DATA UNDER STUDY.
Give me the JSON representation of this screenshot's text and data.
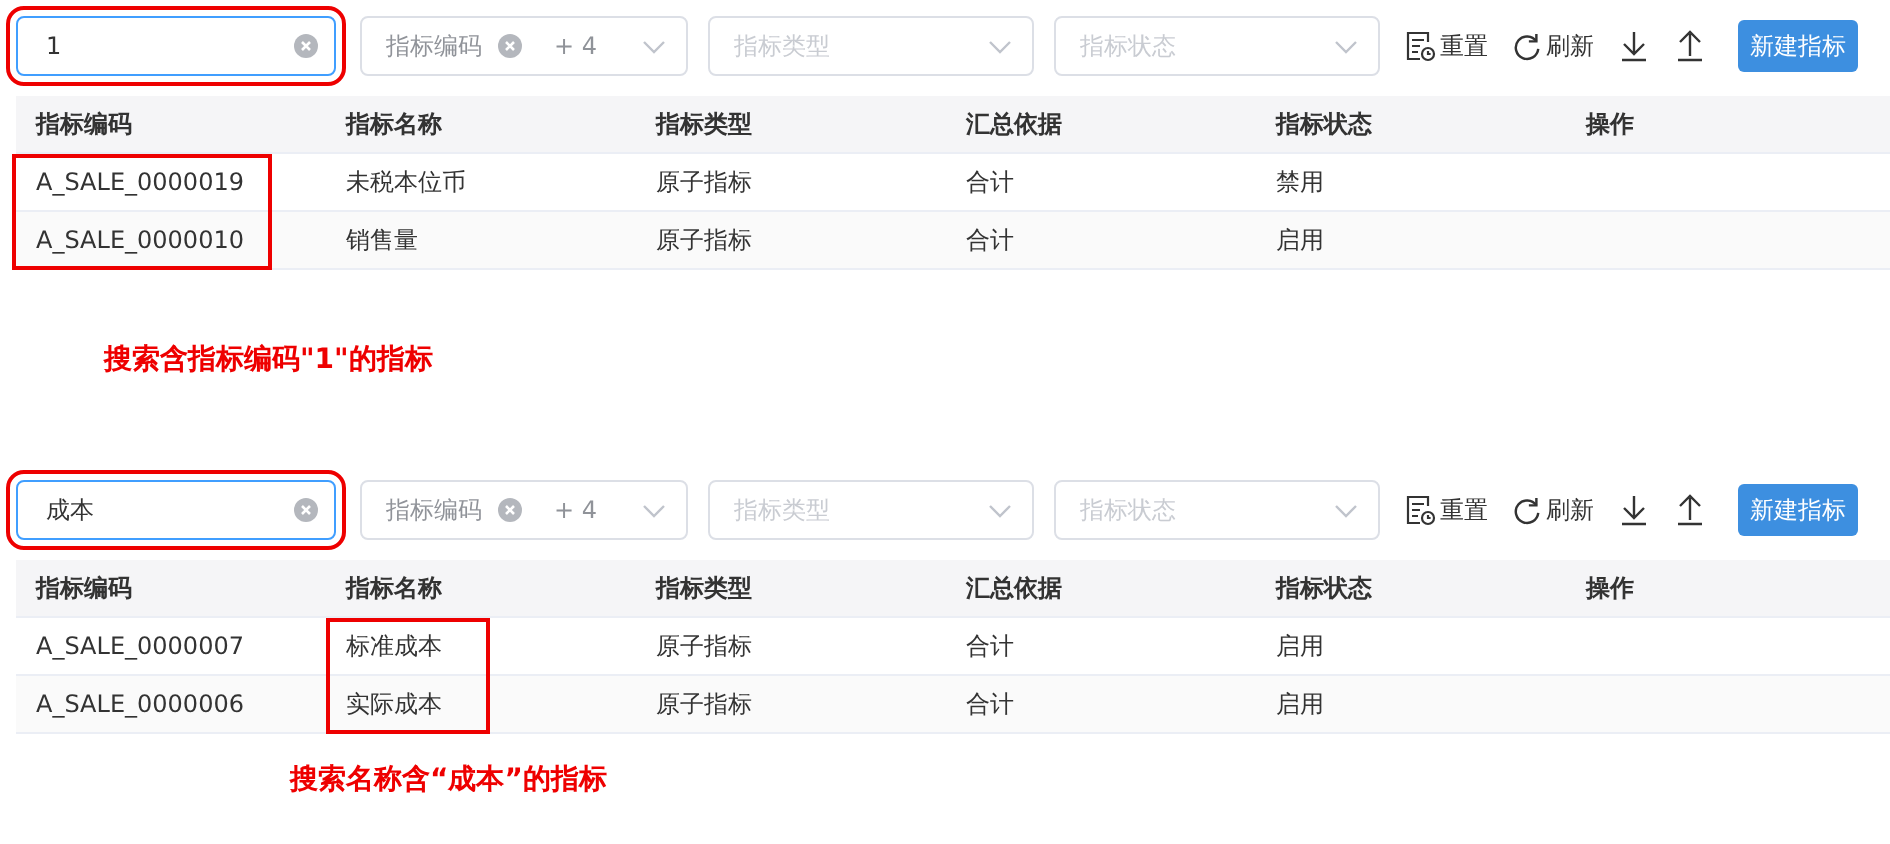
{
  "panels": [
    {
      "search": {
        "value": "1",
        "annotated": true
      },
      "filters": [
        {
          "kind": "multi",
          "tag": "指标编码",
          "more": "+ 4"
        },
        {
          "kind": "select",
          "placeholder": "指标类型"
        },
        {
          "kind": "select",
          "placeholder": "指标状态"
        }
      ],
      "actions": [
        {
          "kind": "reset",
          "label": "重置"
        },
        {
          "kind": "refresh",
          "label": "刷新"
        },
        {
          "kind": "download"
        },
        {
          "kind": "upload"
        },
        {
          "kind": "primary",
          "label": "新建指标"
        }
      ],
      "columns": [
        {
          "label": "指标编码",
          "annotated": true
        },
        {
          "label": "指标名称",
          "annotated": false
        },
        {
          "label": "指标类型",
          "annotated": false
        },
        {
          "label": "汇总依据",
          "annotated": false
        },
        {
          "label": "指标状态",
          "annotated": false
        },
        {
          "label": "操作",
          "annotated": false
        }
      ],
      "rows": [
        [
          "A_SALE_0000019",
          "未税本位币",
          "原子指标",
          "合计",
          "禁用"
        ],
        [
          "A_SALE_0000010",
          "销售量",
          "原子指标",
          "合计",
          "启用"
        ]
      ],
      "caption": "搜索含指标编码\"1\"的指标"
    },
    {
      "search": {
        "value": "成本",
        "annotated": true
      },
      "filters": [
        {
          "kind": "multi",
          "tag": "指标编码",
          "more": "+ 4"
        },
        {
          "kind": "select",
          "placeholder": "指标类型"
        },
        {
          "kind": "select",
          "placeholder": "指标状态"
        }
      ],
      "actions": [
        {
          "kind": "reset",
          "label": "重置"
        },
        {
          "kind": "refresh",
          "label": "刷新"
        },
        {
          "kind": "download"
        },
        {
          "kind": "upload"
        },
        {
          "kind": "primary",
          "label": "新建指标"
        }
      ],
      "columns": [
        {
          "label": "指标编码",
          "annotated": false
        },
        {
          "label": "指标名称",
          "annotated": true
        },
        {
          "label": "指标类型",
          "annotated": false
        },
        {
          "label": "汇总依据",
          "annotated": false
        },
        {
          "label": "指标状态",
          "annotated": false
        },
        {
          "label": "操作",
          "annotated": false
        }
      ],
      "rows": [
        [
          "A_SALE_0000007",
          "标准成本",
          "原子指标",
          "合计",
          "启用"
        ],
        [
          "A_SALE_0000006",
          "实际成本",
          "原子指标",
          "合计",
          "启用"
        ]
      ],
      "caption": "搜索名称含“成本”的指标"
    }
  ]
}
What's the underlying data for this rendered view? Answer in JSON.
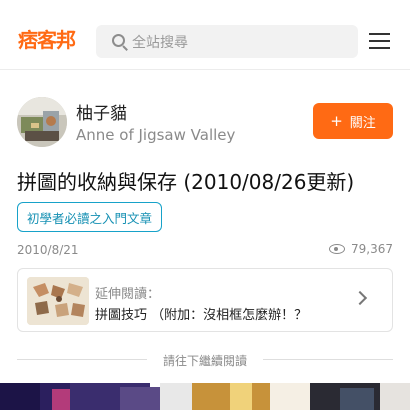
{
  "header": {
    "logo": "痞客邦",
    "search_placeholder": "全站搜尋",
    "search_icon": "search-icon",
    "menu_icon": "hamburger-menu-icon"
  },
  "author": {
    "name": "柚子貓",
    "subtitle": "Anne of Jigsaw Valley",
    "follow_label": "關注",
    "follow_icon": "+"
  },
  "article": {
    "title": "拼圖的收納與保存 (2010/08/26更新)",
    "tag": "初學者必讀之入門文章",
    "date": "2010/8/21",
    "views": "79,367"
  },
  "related": {
    "label": "延伸閱讀：",
    "title": "拼圖技巧 （附加：沒相框怎麼辦！？"
  },
  "continue_text": "請往下繼續閱讀",
  "colors": {
    "brand": "#ff6a14",
    "tag": "#17a2c9"
  }
}
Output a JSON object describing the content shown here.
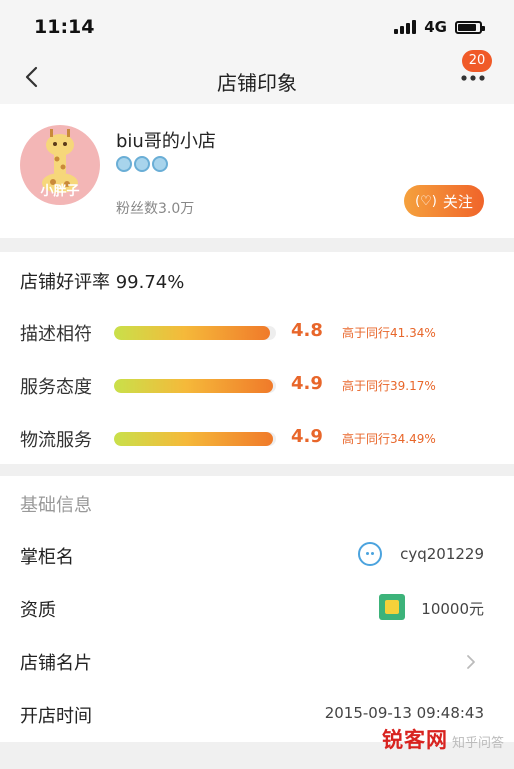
{
  "status_bar": {
    "time": "11:14",
    "network": "4G"
  },
  "nav": {
    "title": "店铺印象",
    "badge_count": "20",
    "icons": [
      "back-icon",
      "more-icon"
    ]
  },
  "shop": {
    "avatar_text": "小胖子",
    "name": "biu哥的小店",
    "fans": "粉丝数3.0万",
    "follow_label": "关注",
    "follow_icon": "(♡)",
    "level_icon_count": 3
  },
  "rating": {
    "overall": "店铺好评率 99.74%",
    "rows": [
      {
        "label": "描述相符",
        "score": "4.8",
        "compare": "高于同行41.34%",
        "fill": 0.96
      },
      {
        "label": "服务态度",
        "score": "4.9",
        "compare": "高于同行39.17%",
        "fill": 0.98
      },
      {
        "label": "物流服务",
        "score": "4.9",
        "compare": "高于同行34.49%",
        "fill": 0.98
      }
    ]
  },
  "basic_info": {
    "title": "基础信息",
    "rows": [
      {
        "label": "掌柜名",
        "value": "cyq201229",
        "icon": "wangwang-icon"
      },
      {
        "label": "资质",
        "value": "10000元",
        "icon": "deposit-icon"
      },
      {
        "label": "店铺名片",
        "value": "",
        "icon": "chevron-right-icon"
      },
      {
        "label": "开店时间",
        "value": "2015-09-13 09:48:43",
        "icon": ""
      }
    ]
  },
  "watermark": {
    "main": "锐客网",
    "sub": "知乎问答"
  },
  "colors": {
    "accent": "#f0642a",
    "score": "#e8662a",
    "background": "#f5f5f5"
  }
}
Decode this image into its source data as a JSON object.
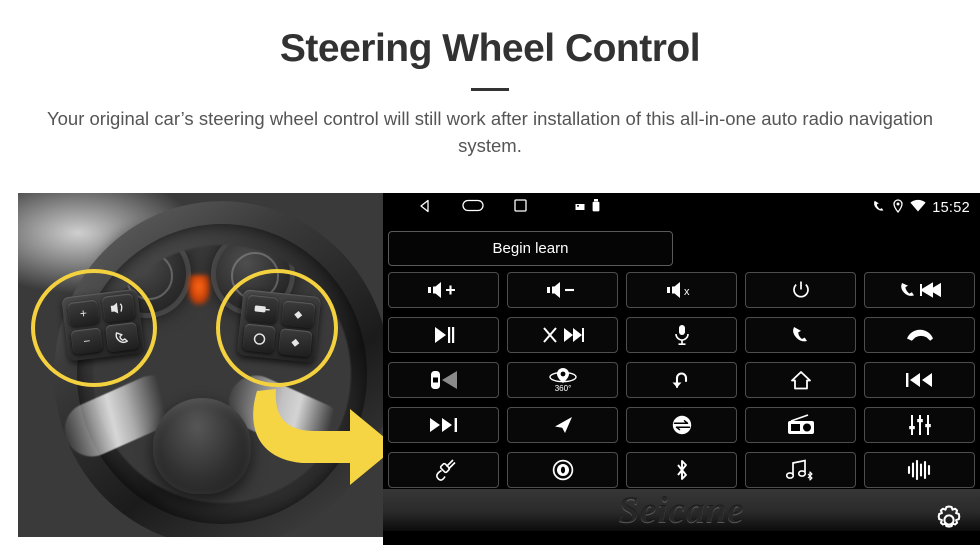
{
  "header": {
    "title": "Steering Wheel Control",
    "subtitle": "Your original car’s steering wheel control will still work after installation of this all-in-one auto radio navigation system."
  },
  "colors": {
    "accent_yellow": "#F3D13F",
    "arrow_yellow": "#F5D543",
    "title_text": "#323232",
    "subtitle_text": "#555555",
    "screen_background": "#000000",
    "button_border": "#4D4D4D"
  },
  "photo": {
    "description": "Grayscale close-up of a car steering wheel with instrument cluster behind it",
    "highlights": [
      {
        "name": "left-swc-cluster",
        "shape": "circle",
        "color": "#F3D13F"
      },
      {
        "name": "right-swc-cluster",
        "shape": "circle",
        "color": "#F3D13F"
      }
    ],
    "arrow": {
      "name": "curved-right-arrow",
      "color": "#F5D543"
    },
    "left_pad_keys": [
      "+",
      "−",
      "voice",
      "call"
    ],
    "right_pad_keys": [
      "source",
      "up",
      "enter",
      "down"
    ]
  },
  "head_unit": {
    "status_bar": {
      "nav_icons": [
        "back-icon",
        "home-icon",
        "recents-icon"
      ],
      "system_icons": [
        "sd-card-icon",
        "usb-icon"
      ],
      "right_icons": [
        "phone-icon",
        "location-icon",
        "wifi-icon"
      ],
      "clock": "15:52"
    },
    "begin_learn_label": "Begin learn",
    "watermark": "Seicane",
    "settings_button": "gear-icon",
    "buttons": [
      {
        "icon": "volume-up-icon",
        "label": "Volume Up"
      },
      {
        "icon": "volume-down-icon",
        "label": "Volume Down"
      },
      {
        "icon": "mute-icon",
        "label": "Mute"
      },
      {
        "icon": "power-icon",
        "label": "Power"
      },
      {
        "icon": "phone-previous-icon",
        "label": "Phone / Previous"
      },
      {
        "icon": "play-pause-icon",
        "label": "Play / Pause"
      },
      {
        "icon": "shuffle-next-icon",
        "label": "Shuffle / Next"
      },
      {
        "icon": "microphone-icon",
        "label": "Voice"
      },
      {
        "icon": "phone-answer-icon",
        "label": "Answer Call"
      },
      {
        "icon": "phone-hangup-icon",
        "label": "End Call"
      },
      {
        "icon": "rear-camera-icon",
        "label": "Rear Camera"
      },
      {
        "icon": "camera-360-icon",
        "label": "360° Camera"
      },
      {
        "icon": "back-arrow-icon",
        "label": "Back"
      },
      {
        "icon": "home-house-icon",
        "label": "Home"
      },
      {
        "icon": "previous-track-icon",
        "label": "Previous Track"
      },
      {
        "icon": "next-track-icon",
        "label": "Next Track"
      },
      {
        "icon": "navigation-arrow-icon",
        "label": "Navigation"
      },
      {
        "icon": "source-mode-icon",
        "label": "Mode / Source"
      },
      {
        "icon": "radio-icon",
        "label": "Radio"
      },
      {
        "icon": "equalizer-icon",
        "label": "Equalizer"
      },
      {
        "icon": "aux-plug-icon",
        "label": "AUX"
      },
      {
        "icon": "disc-icon",
        "label": "Disc"
      },
      {
        "icon": "bluetooth-icon",
        "label": "Bluetooth"
      },
      {
        "icon": "bluetooth-music-icon",
        "label": "Bluetooth Music"
      },
      {
        "icon": "voice-wave-icon",
        "label": "Voice Wave"
      }
    ]
  }
}
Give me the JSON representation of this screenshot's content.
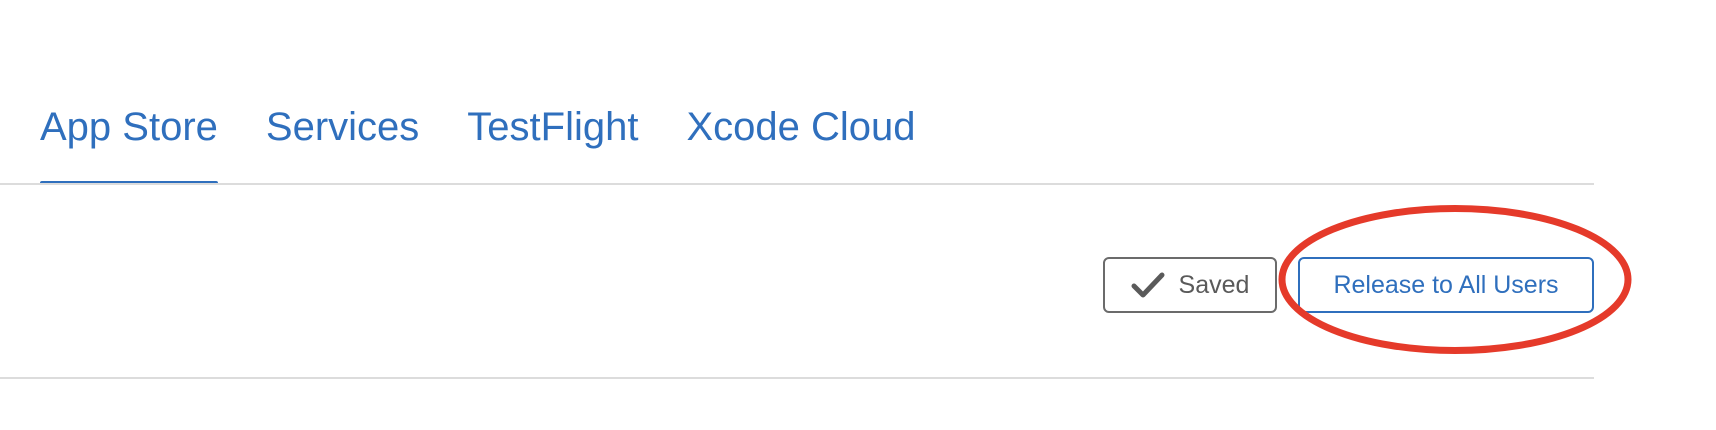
{
  "tabs": [
    {
      "label": "App Store",
      "active": true
    },
    {
      "label": "Services",
      "active": false
    },
    {
      "label": "TestFlight",
      "active": false
    },
    {
      "label": "Xcode Cloud",
      "active": false
    }
  ],
  "toolbar": {
    "saved_label": "Saved",
    "saved_icon": "checkmark-icon",
    "release_label": "Release to All Users"
  },
  "annotation": {
    "shape": "ellipse",
    "target": "release-to-all-users-button",
    "color": "#e53a2a"
  },
  "colors": {
    "accent": "#2f6fbd",
    "divider": "#dcdcdc",
    "saved_border": "#6b6b6b",
    "saved_text": "#5a5a5a"
  }
}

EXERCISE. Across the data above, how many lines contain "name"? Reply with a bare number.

RESPONSE. 5